_EXERCISE DESCRIPTION_
Take from the data every line in which the word "with" is found.

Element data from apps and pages
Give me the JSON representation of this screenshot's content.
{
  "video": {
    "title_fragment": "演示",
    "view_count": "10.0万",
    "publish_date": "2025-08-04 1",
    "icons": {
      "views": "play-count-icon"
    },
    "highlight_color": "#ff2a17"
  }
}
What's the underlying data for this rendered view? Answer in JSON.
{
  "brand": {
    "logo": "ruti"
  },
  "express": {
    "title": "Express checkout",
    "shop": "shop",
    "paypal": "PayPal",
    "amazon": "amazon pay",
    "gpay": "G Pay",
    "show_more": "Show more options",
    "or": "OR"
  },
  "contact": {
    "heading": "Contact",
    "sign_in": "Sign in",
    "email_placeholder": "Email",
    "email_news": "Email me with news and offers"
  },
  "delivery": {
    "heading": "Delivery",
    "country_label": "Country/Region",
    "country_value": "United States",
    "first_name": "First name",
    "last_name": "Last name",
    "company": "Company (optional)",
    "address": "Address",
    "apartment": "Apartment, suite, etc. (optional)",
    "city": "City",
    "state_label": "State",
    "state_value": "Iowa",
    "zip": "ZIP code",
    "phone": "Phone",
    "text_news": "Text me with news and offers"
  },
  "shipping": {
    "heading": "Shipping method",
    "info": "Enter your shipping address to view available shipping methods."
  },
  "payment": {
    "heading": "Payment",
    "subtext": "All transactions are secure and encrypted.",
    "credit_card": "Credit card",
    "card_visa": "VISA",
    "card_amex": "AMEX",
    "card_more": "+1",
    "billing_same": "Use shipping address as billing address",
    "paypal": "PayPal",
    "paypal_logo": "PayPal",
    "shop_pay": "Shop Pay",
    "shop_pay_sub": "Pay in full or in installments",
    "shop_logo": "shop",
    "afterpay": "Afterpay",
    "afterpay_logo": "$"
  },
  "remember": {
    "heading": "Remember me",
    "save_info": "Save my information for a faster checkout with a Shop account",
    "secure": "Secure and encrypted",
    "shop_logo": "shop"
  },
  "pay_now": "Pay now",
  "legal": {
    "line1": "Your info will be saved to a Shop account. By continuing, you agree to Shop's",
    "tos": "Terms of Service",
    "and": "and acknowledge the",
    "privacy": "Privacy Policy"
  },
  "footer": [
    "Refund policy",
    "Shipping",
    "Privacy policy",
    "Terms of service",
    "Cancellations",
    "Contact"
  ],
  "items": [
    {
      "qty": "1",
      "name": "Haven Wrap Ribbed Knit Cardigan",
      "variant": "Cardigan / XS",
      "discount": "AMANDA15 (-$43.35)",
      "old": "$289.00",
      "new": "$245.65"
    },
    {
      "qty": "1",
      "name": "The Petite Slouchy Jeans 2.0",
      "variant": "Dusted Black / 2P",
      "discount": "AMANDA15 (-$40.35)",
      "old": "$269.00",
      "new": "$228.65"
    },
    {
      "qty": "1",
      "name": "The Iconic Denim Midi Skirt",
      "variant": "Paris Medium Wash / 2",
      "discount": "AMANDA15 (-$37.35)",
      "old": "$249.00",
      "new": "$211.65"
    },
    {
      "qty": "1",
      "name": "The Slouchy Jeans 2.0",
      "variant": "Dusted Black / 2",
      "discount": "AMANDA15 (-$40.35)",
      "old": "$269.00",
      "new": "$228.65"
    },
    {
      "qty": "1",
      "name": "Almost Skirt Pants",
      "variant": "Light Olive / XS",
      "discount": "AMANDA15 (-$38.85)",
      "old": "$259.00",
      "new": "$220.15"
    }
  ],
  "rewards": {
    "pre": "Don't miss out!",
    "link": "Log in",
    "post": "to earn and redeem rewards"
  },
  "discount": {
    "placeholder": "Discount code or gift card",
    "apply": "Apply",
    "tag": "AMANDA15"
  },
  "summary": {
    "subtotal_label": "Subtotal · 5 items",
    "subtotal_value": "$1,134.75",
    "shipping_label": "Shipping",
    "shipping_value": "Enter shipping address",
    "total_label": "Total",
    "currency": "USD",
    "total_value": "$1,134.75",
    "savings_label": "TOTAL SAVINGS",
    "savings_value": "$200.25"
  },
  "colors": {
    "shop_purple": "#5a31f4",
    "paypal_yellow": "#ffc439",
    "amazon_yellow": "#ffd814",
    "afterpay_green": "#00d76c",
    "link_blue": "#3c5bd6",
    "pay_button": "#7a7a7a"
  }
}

_RESULT BELOW_
    "email_news": "Email me with news and offers"
    "text_news": "Text me with news and offers"
    "save_info": "Save my information for a faster checkout with a Shop account",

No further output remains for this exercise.